German explosives experts defused a massive World War II bomb in the financial capital of Frankfurt on Sunday after tens of thousands of people evacuated their homes in case it detonated.
The 1.8-tonne bomb was discovered on a building site last week, and more than 60,000 people were ordered to leave their residences in what is Germany’s biggest evacuation since the war.
The work by bomb technicians started later than planned, as some people refused to leave the evacuation area despite authorities warning that an uncontrolled explosion would be big enough to flatten a city block.
Helicopters with heat-sensing cameras circled to spot stragglers, and police chiefs said they would use force if necessary to clear the area.
More than 1,000 emergency service workers helped to clear the area and a steady flow of people filed into a temporary shelter at Frankfurt’s trade fair site.
The bomb was dropped by Britain’s Royal Air Force during the 1939-45 war.

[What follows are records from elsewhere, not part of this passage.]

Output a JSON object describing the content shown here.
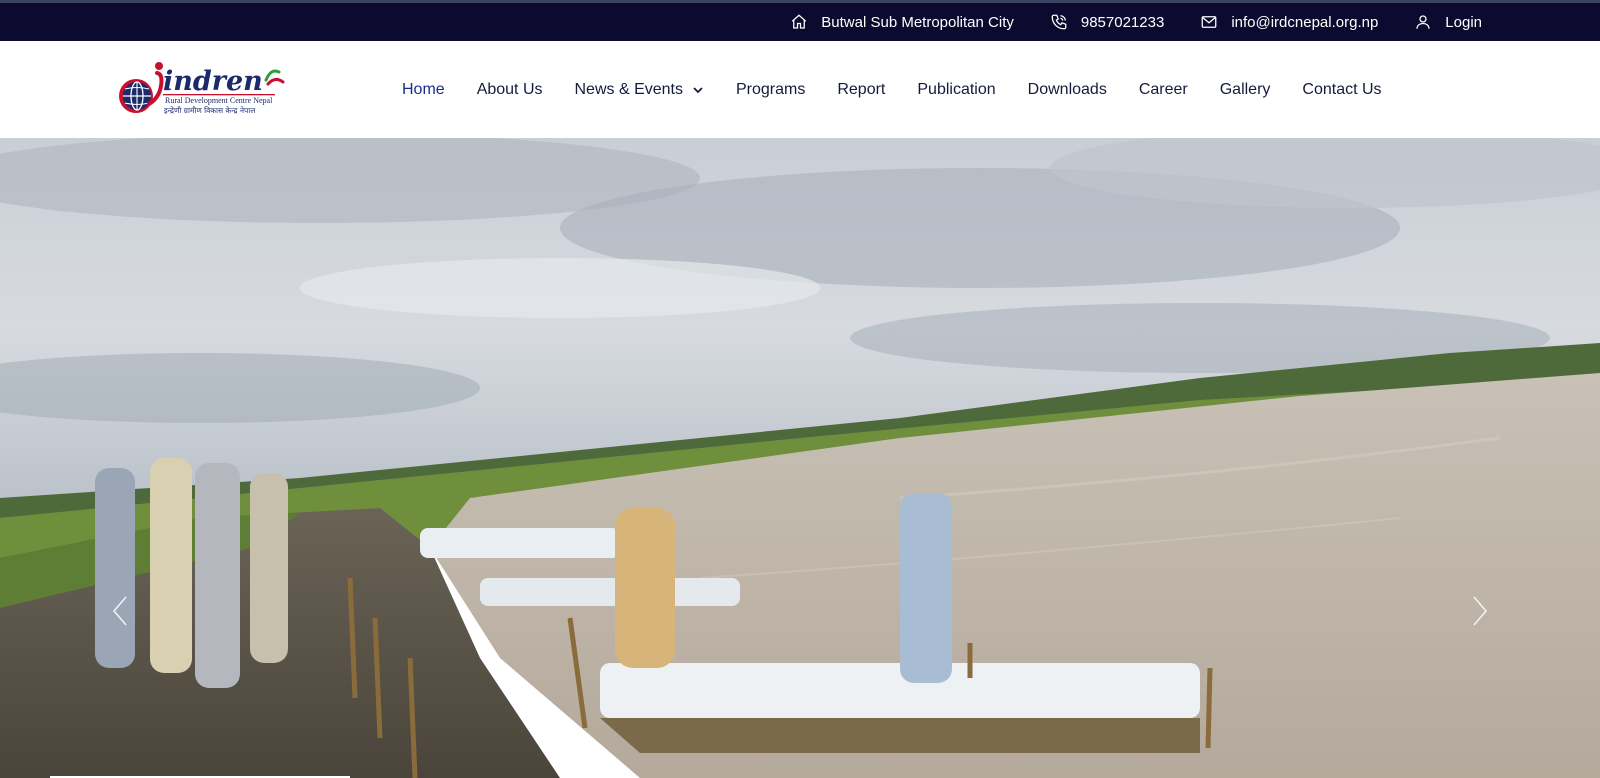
{
  "topbar": {
    "location": "Butwal Sub Metropolitan City",
    "phone": "9857021233",
    "email": "info@irdcnepal.org.np",
    "login": "Login"
  },
  "logo": {
    "brand": "indren",
    "tagline": "Rural Development Centre Nepal",
    "tagline_np": "इन्द्रेणी ग्रामीण विकास केन्द्र नेपाल"
  },
  "nav": {
    "items": [
      {
        "label": "Home",
        "active": true
      },
      {
        "label": "About Us"
      },
      {
        "label": "News & Events",
        "dropdown": true
      },
      {
        "label": "Programs"
      },
      {
        "label": "Report"
      },
      {
        "label": "Publication"
      },
      {
        "label": "Downloads"
      },
      {
        "label": "Career"
      },
      {
        "label": "Gallery"
      },
      {
        "label": "Contact Us"
      }
    ]
  },
  "hero": {
    "image": "riverbank-sandbag-embankment-photo",
    "prev_icon": "chevron-left-icon",
    "next_icon": "chevron-right-icon"
  },
  "colors": {
    "topbar_bg": "#0c0a2e",
    "nav_text": "#141c3a",
    "nav_active": "#1a2b8c",
    "brand_red": "#c8102e",
    "brand_navy": "#1b2a6b"
  }
}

The explosive device – nicknamed “blockbuster” by German media – was found last week in the city’s leafy Westend neighbourhood.

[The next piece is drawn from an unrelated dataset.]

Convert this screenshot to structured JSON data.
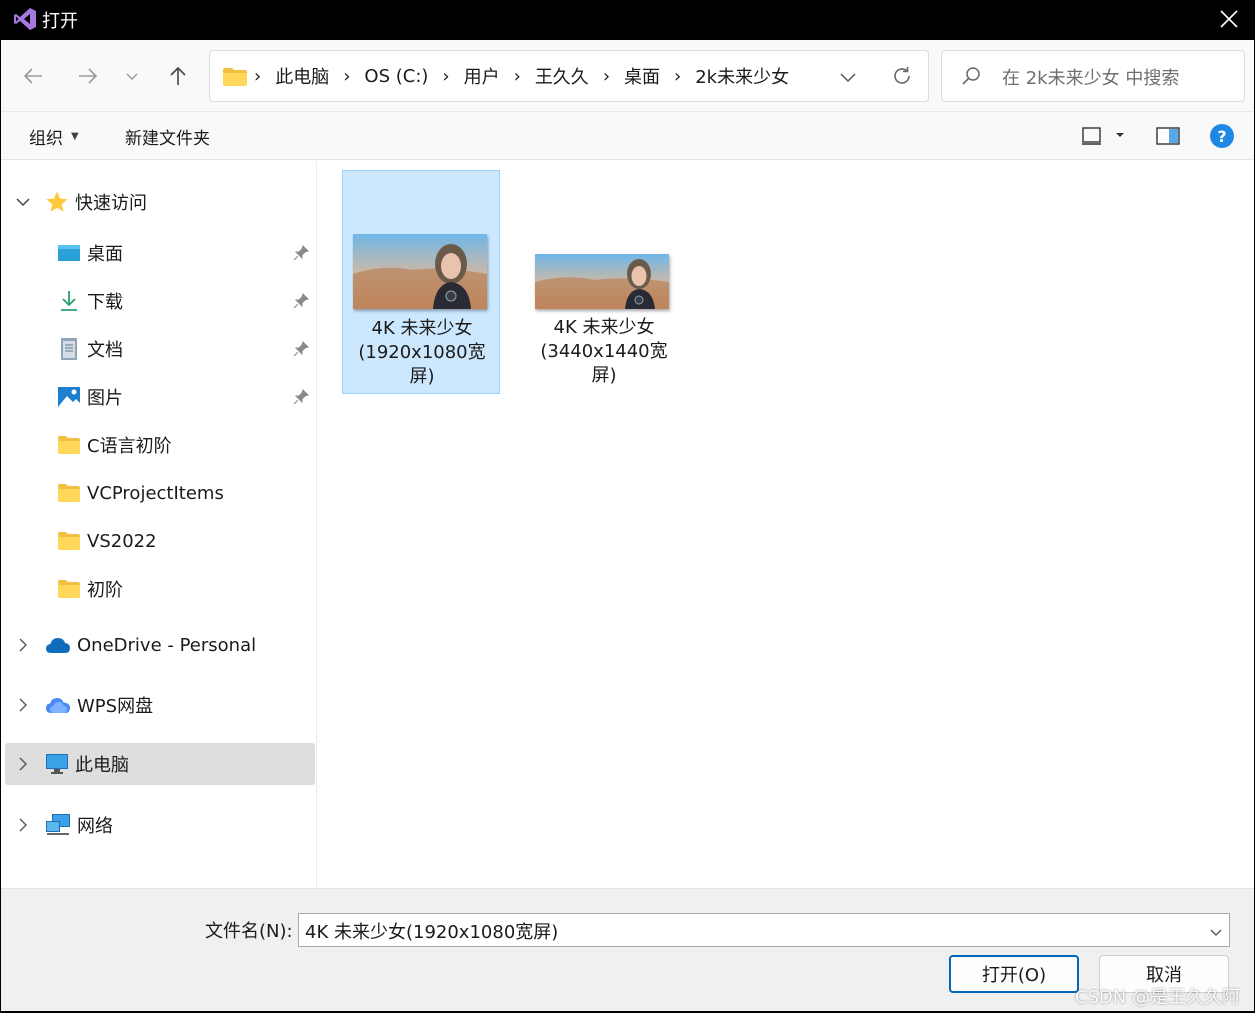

A spokesman for Frankfurt’s firefighter service said earlier that people slowly moving out had delayed the operation, adding that was “incredibly annoying and time-consuming”.
Police set up cordons around the evacuation area, which covered a radius of 1.5km.
Bomb disposal experts will use a special system to try and unscrew the fuses attached to the HC 4,000 bomb from a safe distance. If that fails, a water jet will be used to cut the fuses.
British and American warplanes pummelled Germany with 1.5 million tonnes of bombs that killed 600,000 people. Officials estimate 15 percent of the bombs failed to explode, some burrowing six metres deep.
More than 2,000 tonnes of live bombs and munitions are found each year in Germany.
On Saturday, 21,000 people had to be evacuated from the western city of Koblenz as bomb disposal experts defused an unexploded American World War II shell.
In May, 50,000 residents were forced to leave their homes in the northern city of Hanover for an operation to defuse several WWII-era bombs.
David Hoffmann, 29, who works at a bank, was putting his luggage in his car on Sunday.
“I have the essentials with me – the most important documents,” he said, complaining he had received no leaflets about the evacuation.
Although police have said there is no immediate danger, the bomb’s massive size prevents them from taking any chances during the disarming process.